═══ SUPPLIED MATERIAL
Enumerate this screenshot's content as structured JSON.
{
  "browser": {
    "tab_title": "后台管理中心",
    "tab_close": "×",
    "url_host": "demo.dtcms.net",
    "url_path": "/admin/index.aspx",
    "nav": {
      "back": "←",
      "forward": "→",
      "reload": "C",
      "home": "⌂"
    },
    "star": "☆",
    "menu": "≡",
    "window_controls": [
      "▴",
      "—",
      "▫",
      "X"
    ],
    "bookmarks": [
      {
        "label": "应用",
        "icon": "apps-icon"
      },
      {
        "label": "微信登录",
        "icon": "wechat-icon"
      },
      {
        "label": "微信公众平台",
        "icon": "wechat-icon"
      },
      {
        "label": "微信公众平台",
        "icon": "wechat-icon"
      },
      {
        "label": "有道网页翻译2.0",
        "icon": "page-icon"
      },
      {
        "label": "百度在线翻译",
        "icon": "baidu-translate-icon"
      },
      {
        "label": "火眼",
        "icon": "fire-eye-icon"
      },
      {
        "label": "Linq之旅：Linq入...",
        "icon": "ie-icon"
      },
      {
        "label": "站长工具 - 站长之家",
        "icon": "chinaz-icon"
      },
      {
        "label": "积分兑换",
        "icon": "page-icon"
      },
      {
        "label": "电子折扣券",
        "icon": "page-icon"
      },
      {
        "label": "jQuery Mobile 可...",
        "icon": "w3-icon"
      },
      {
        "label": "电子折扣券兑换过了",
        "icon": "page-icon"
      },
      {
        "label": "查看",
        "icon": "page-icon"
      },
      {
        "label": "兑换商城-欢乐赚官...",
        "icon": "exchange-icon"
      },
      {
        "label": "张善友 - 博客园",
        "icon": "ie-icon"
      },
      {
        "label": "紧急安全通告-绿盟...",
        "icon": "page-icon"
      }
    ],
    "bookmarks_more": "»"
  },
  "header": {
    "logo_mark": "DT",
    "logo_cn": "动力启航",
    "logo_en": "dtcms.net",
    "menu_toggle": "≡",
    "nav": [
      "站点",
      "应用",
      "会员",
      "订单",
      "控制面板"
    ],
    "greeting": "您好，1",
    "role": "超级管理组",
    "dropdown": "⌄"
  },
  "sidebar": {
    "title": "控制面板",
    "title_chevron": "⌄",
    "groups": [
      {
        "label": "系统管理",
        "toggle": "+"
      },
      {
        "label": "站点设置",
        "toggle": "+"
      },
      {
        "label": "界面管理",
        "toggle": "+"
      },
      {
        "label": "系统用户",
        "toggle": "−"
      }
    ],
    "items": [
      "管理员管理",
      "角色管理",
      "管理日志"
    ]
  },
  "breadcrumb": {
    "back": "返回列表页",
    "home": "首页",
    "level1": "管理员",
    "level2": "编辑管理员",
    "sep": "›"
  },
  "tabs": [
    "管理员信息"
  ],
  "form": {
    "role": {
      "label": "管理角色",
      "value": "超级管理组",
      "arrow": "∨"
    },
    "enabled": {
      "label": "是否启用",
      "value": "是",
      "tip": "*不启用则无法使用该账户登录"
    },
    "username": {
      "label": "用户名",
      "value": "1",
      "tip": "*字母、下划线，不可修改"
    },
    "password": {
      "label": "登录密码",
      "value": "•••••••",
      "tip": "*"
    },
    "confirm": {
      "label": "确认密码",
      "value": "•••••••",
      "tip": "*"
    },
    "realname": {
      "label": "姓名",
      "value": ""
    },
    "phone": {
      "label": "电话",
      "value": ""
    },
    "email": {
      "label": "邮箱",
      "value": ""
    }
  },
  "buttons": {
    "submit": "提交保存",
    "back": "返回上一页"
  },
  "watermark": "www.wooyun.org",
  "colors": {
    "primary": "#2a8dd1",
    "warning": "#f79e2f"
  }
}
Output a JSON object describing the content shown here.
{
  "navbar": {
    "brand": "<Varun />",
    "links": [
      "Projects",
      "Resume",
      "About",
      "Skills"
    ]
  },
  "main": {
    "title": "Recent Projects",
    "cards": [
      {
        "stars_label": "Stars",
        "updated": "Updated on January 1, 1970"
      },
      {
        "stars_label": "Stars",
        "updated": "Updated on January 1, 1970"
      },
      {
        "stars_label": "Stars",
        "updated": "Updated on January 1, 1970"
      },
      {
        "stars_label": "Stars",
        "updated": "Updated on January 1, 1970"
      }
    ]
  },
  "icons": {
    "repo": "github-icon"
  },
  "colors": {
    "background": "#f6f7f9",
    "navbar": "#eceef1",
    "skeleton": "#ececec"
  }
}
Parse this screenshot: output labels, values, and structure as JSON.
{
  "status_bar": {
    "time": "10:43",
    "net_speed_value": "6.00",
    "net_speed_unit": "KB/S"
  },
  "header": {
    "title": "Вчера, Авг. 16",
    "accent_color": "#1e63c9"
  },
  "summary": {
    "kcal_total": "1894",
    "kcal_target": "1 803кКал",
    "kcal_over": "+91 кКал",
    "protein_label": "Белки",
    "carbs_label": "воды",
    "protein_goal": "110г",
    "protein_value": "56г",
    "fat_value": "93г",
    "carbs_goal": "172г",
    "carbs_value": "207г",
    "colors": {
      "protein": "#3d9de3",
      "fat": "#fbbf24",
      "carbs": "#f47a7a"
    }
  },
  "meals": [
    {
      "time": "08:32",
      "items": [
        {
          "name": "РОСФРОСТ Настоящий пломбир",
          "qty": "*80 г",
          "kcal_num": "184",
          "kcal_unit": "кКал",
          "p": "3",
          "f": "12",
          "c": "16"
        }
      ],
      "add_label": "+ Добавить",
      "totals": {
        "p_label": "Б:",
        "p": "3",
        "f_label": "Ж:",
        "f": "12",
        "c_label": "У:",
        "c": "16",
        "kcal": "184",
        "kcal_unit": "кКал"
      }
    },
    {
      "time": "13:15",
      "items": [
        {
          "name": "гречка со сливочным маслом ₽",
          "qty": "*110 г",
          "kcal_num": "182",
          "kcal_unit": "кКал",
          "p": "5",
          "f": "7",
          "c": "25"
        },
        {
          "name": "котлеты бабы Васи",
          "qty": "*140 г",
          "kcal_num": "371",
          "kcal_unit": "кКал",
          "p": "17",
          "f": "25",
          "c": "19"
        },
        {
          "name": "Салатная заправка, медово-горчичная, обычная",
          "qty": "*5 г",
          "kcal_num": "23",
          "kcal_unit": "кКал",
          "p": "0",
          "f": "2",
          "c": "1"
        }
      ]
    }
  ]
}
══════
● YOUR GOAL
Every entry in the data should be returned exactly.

● WRITTEN RESPONSE
Enumerate this screenshot's content as structured JSON.
{
  "browser": {
    "tab_title": "后台管理中心",
    "tab_close": "×",
    "url_host": "demo.dtcms.net",
    "url_path": "/admin/index.aspx",
    "nav": {
      "back": "←",
      "forward": "→",
      "reload": "C",
      "home": "⌂"
    },
    "star": "☆",
    "menu": "≡",
    "window_controls": [
      "▴",
      "—",
      "▫",
      "X"
    ],
    "bookmarks": [
      {
        "label": "应用",
        "icon": "apps-icon"
      },
      {
        "label": "微信登录",
        "icon": "wechat-icon"
      },
      {
        "label": "微信公众平台",
        "icon": "wechat-icon"
      },
      {
        "label": "微信公众平台",
        "icon": "wechat-icon"
      },
      {
        "label": "有道网页翻译2.0",
        "icon": "page-icon"
      },
      {
        "label": "百度在线翻译",
        "icon": "baidu-translate-icon"
      },
      {
        "label": "火眼",
        "icon": "fire-eye-icon"
      },
      {
        "label": "Linq之旅：Linq入...",
        "icon": "ie-icon"
      },
      {
        "label": "站长工具 - 站长之家",
        "icon": "chinaz-icon"
      },
      {
        "label": "积分兑换",
        "icon": "page-icon"
      },
      {
        "label": "电子折扣券",
        "icon": "page-icon"
      },
      {
        "label": "jQuery Mobile 可...",
        "icon": "w3-icon"
      },
      {
        "label": "电子折扣券兑换过了",
        "icon": "page-icon"
      },
      {
        "label": "查看",
        "icon": "page-icon"
      },
      {
        "label": "兑换商城-欢乐赚官...",
        "icon": "exchange-icon"
      },
      {
        "label": "张善友 - 博客园",
        "icon": "ie-icon"
      },
      {
        "label": "紧急安全通告-绿盟...",
        "icon": "page-icon"
      }
    ],
    "bookmarks_more": "»"
  },
  "header": {
    "logo_mark": "DT",
    "logo_cn": "动力启航",
    "logo_en": "dtcms.net",
    "menu_toggle": "≡",
    "nav": [
      "站点",
      "应用",
      "会员",
      "订单",
      "控制面板"
    ],
    "greeting": "您好，1",
    "role": "超级管理组",
    "dropdown": "⌄"
  },
  "sidebar": {
    "title": "控制面板",
    "title_chevron": "⌄",
    "groups": [
      {
        "label": "系统管理",
        "toggle": "+"
      },
      {
        "label": "站点设置",
        "toggle": "+"
      },
      {
        "label": "界面管理",
        "toggle": "+"
      },
      {
        "label": "系统用户",
        "toggle": "−"
      }
    ],
    "items": [
      "管理员管理",
      "角色管理",
      "管理日志"
    ]
  },
  "breadcrumb": {
    "back": "返回列表页",
    "home": "首页",
    "level1": "管理员",
    "level2": "编辑管理员",
    "sep": "›"
  },
  "tabs": [
    "管理员信息"
  ],
  "form": {
    "role": {
      "label": "管理角色",
      "value": "超级管理组",
      "arrow": "∨"
    },
    "enabled": {
      "label": "是否启用",
      "value": "是",
      "tip": "*不启用则无法使用该账户登录"
    },
    "username": {
      "label": "用户名",
      "value": "1",
      "tip": "*字母、下划线，不可修改"
    },
    "password": {
      "label": "登录密码",
      "value": "•••••••",
      "tip": "*"
    },
    "confirm": {
      "label": "确认密码",
      "value": "•••••••",
      "tip": "*"
    },
    "realname": {
      "label": "姓名",
      "value": ""
    },
    "phone": {
      "label": "电话",
      "value": ""
    },
    "email": {
      "label": "邮箱",
      "value": ""
    }
  },
  "buttons": {
    "submit": "提交保存",
    "back": "返回上一页"
  },
  "watermark": "www.wooyun.org",
  "colors": {
    "primary": "#2a8dd1",
    "warning": "#f79e2f"
  }
}
Output a JSON object describing the content shown here.
{
  "navbar": {
    "brand": "<Varun />",
    "links": [
      "Projects",
      "Resume",
      "About",
      "Skills"
    ]
  },
  "main": {
    "title": "Recent Projects",
    "cards": [
      {
        "stars_label": "Stars",
        "updated": "Updated on January 1, 1970"
      },
      {
        "stars_label": "Stars",
        "updated": "Updated on January 1, 1970"
      },
      {
        "stars_label": "Stars",
        "updated": "Updated on January 1, 1970"
      },
      {
        "stars_label": "Stars",
        "updated": "Updated on January 1, 1970"
      }
    ]
  },
  "icons": {
    "repo": "github-icon"
  },
  "colors": {
    "background": "#f6f7f9",
    "navbar": "#eceef1",
    "skeleton": "#ececec"
  }
}
Parse this screenshot: output labels, values, and structure as JSON.
{
  "status_bar": {
    "time": "10:43",
    "net_speed_value": "6.00",
    "net_speed_unit": "KB/S"
  },
  "header": {
    "title": "Вчера, Авг. 16",
    "accent_color": "#1e63c9"
  },
  "summary": {
    "kcal_total": "1894",
    "kcal_target": "1 803кКал",
    "kcal_over": "+91 кКал",
    "protein_label": "Белки",
    "carbs_label": "воды",
    "protein_goal": "110г",
    "protein_value": "56г",
    "fat_value": "93г",
    "carbs_goal": "172г",
    "carbs_value": "207г",
    "colors": {
      "protein": "#3d9de3",
      "fat": "#fbbf24",
      "carbs": "#f47a7a"
    }
  },
  "meals": [
    {
      "time": "08:32",
      "items": [
        {
          "name": "РОСФРОСТ Настоящий пломбир",
          "qty": "*80 г",
          "kcal_num": "184",
          "kcal_unit": "кКал",
          "p": "3",
          "f": "12",
          "c": "16"
        }
      ],
      "add_label": "+ Добавить",
      "totals": {
        "p_label": "Б:",
        "p": "3",
        "f_label": "Ж:",
        "f": "12",
        "c_label": "У:",
        "c": "16",
        "kcal": "184",
        "kcal_unit": "кКал"
      }
    },
    {
      "time": "13:15",
      "items": [
        {
          "name": "гречка со сливочным маслом ₽",
          "qty": "*110 г",
          "kcal_num": "182",
          "kcal_unit": "кКал",
          "p": "5",
          "f": "7",
          "c": "25"
        },
        {
          "name": "котлеты бабы Васи",
          "qty": "*140 г",
          "kcal_num": "371",
          "kcal_unit": "кКал",
          "p": "17",
          "f": "25",
          "c": "19"
        },
        {
          "name": "Салатная заправка, медово-горчичная, обычная",
          "qty": "*5 г",
          "kcal_num": "23",
          "kcal_unit": "кКал",
          "p": "0",
          "f": "2",
          "c": "1"
        }
      ]
    }
  ]
}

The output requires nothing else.